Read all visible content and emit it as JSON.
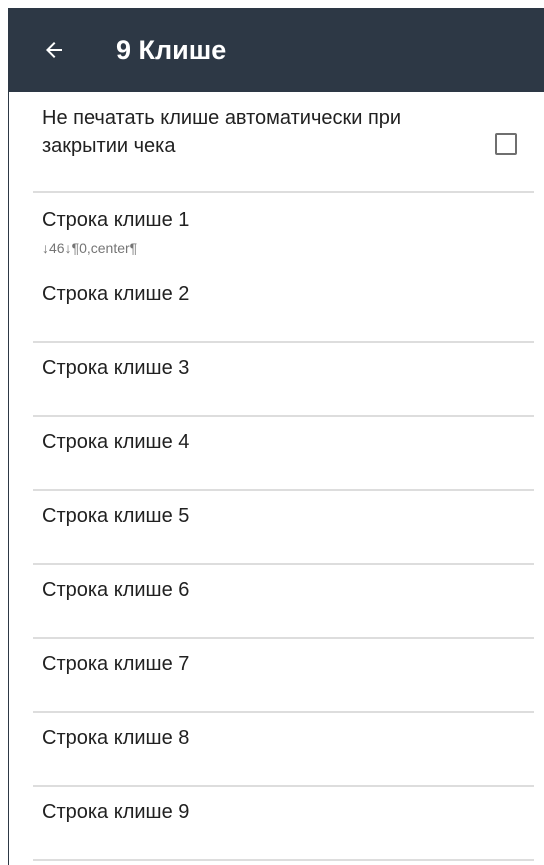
{
  "app_bar": {
    "title": "9 Клише",
    "back_icon": "arrow-left-icon",
    "background": "#2d3845"
  },
  "auto_print_pref": {
    "title": "Не печатать клише автоматически при закрытии чека",
    "checked": false
  },
  "cliche_lines": [
    {
      "title": "Строка клише 1",
      "summary": "↓46↓¶0,center¶"
    },
    {
      "title": "Строка клише 2",
      "summary": ""
    },
    {
      "title": "Строка клише 3",
      "summary": ""
    },
    {
      "title": "Строка клише 4",
      "summary": ""
    },
    {
      "title": "Строка клише 5",
      "summary": ""
    },
    {
      "title": "Строка клише 6",
      "summary": ""
    },
    {
      "title": "Строка клише 7",
      "summary": ""
    },
    {
      "title": "Строка клише 8",
      "summary": ""
    },
    {
      "title": "Строка клише 9",
      "summary": ""
    }
  ]
}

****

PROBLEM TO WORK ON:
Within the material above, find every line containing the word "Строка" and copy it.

EXERCISE RESULT:
      "title": "Строка клише 1",
      "title": "Строка клише 2",
      "title": "Строка клише 3",
      "title": "Строка клише 4",
      "title": "Строка клише 5",
      "title": "Строка клише 6",
      "title": "Строка клише 7",
      "title": "Строка клише 8",
      "title": "Строка клише 9",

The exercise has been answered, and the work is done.